  • Gastric stasis, the accumulation of hair and undigested food at the base of the stomach. This condition causes potentially fatal constipation. Giving your rabbit hay on demand prevents the problem.
  • Warbles, tissue damage from bot fly larvae eating the flesh of the rabbit. Making sure your rabbit does not go outside when bot flies are in the area prevents the infection.

You can get pet health insurance for your rabbit through Nationwide in the USA.

Popular Bunny Names for Polish Rabbit

Here’s a table with popular Polish Rabbit names, reflecting their breed characteristics.

The Polish Rabbit is known for its small size, short ears, and friendly temperament.

They often have sleek and shiny fur that can be in various colors, including black, blue, chocolate, and white.

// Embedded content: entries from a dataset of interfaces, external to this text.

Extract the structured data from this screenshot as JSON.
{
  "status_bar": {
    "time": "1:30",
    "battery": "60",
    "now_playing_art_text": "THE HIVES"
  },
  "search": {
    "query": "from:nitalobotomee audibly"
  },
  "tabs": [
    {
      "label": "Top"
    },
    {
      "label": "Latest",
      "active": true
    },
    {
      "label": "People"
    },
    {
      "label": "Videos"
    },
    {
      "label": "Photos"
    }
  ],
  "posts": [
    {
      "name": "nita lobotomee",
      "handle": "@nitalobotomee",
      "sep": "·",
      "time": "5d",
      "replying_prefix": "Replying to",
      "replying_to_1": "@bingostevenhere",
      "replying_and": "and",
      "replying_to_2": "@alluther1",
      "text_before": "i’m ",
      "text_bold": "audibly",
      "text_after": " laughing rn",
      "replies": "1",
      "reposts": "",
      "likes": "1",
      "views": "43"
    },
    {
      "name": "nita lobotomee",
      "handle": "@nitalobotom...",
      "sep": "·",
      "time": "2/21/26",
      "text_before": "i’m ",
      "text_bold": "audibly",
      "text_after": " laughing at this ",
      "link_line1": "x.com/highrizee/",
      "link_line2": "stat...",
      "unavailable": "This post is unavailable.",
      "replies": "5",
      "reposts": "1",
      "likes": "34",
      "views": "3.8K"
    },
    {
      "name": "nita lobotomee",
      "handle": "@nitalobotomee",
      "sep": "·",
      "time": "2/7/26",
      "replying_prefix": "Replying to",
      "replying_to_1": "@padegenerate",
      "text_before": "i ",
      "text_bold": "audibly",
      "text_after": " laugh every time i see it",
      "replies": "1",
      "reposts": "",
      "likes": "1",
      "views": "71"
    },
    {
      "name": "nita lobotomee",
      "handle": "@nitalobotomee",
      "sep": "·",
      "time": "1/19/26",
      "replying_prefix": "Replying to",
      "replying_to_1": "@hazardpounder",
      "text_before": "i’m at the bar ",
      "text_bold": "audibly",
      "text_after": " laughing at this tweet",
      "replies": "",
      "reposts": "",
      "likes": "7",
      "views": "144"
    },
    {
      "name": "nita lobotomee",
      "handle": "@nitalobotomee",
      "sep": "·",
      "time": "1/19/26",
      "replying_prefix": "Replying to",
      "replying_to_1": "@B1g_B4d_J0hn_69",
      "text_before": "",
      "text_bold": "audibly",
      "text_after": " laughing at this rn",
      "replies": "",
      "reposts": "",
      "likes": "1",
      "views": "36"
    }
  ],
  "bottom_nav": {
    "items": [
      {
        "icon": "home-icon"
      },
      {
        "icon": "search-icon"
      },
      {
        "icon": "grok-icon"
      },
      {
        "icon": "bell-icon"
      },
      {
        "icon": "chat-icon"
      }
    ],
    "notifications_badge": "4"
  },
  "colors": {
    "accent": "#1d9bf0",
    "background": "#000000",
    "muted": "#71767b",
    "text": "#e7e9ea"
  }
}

Many of these names are inspired by their unique appearance and sociable nature.

Boy Bunny Names for Polish RabbitGirl Bunny Names for Polish Rabbit
Jett (for black ones)Ebony (for black ones)
Sky (for blue ones)Sapphire (for blue ones)
Truffle (for chocolate ones)Mocha (for chocolate ones)
Snowball (for white ones)Pearl (for white ones)

These names emphasize the small size, short ears, sleek and shiny fur, and friendly temperament of the Polish Rabbit breed, making them fitting choices for your rabbit.

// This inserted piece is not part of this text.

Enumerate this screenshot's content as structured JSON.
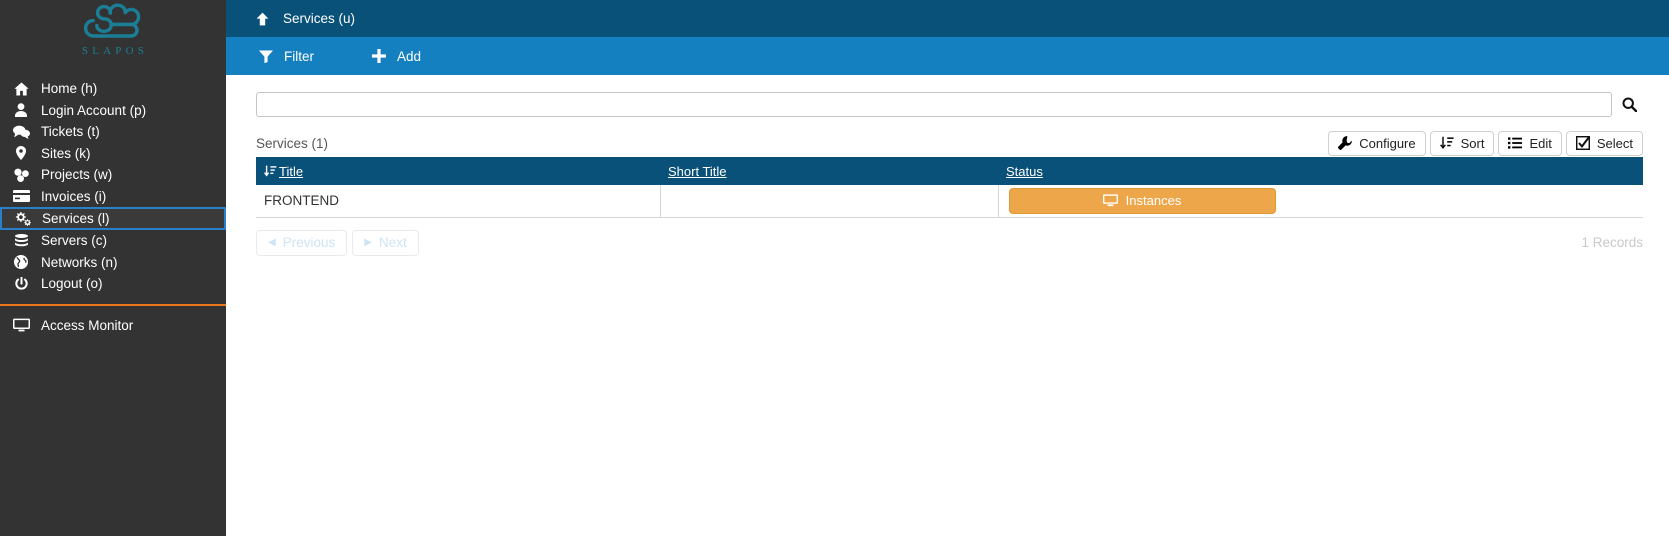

Also read: Pet Rabbits Names

Frequently Asked Questions About Polish Rabbits

Where can I find a Polish rabbit?

Visit the Polish Rabbit Breeders Near Me page of the Rabbit Breeders Directory.

You will generally have a better experience if you get your Polish rabbit from a breeder rather than an animal rescue shelter or a pet shop.

How much will my Polish rabbit cost?

Expect to pay US $20 to $50 for a pet, but up to several hundred dollars for a show rabbit.

Can I give my Polish rabbits alfalfa pellets?

Alfalfa is acceptable for growing young rabbits, but it has too much calcium (which can cause kidney stones) for adult rabbits.

Are they considered dwarf rabbits?

While Polish rabbits are small in size and have a compact, round physique, they are not classified as dwarf rabbits.

However, due to their appearance, they are sometimes mistaken for Netherlands dwarf rabbits.

Other articles you may also like: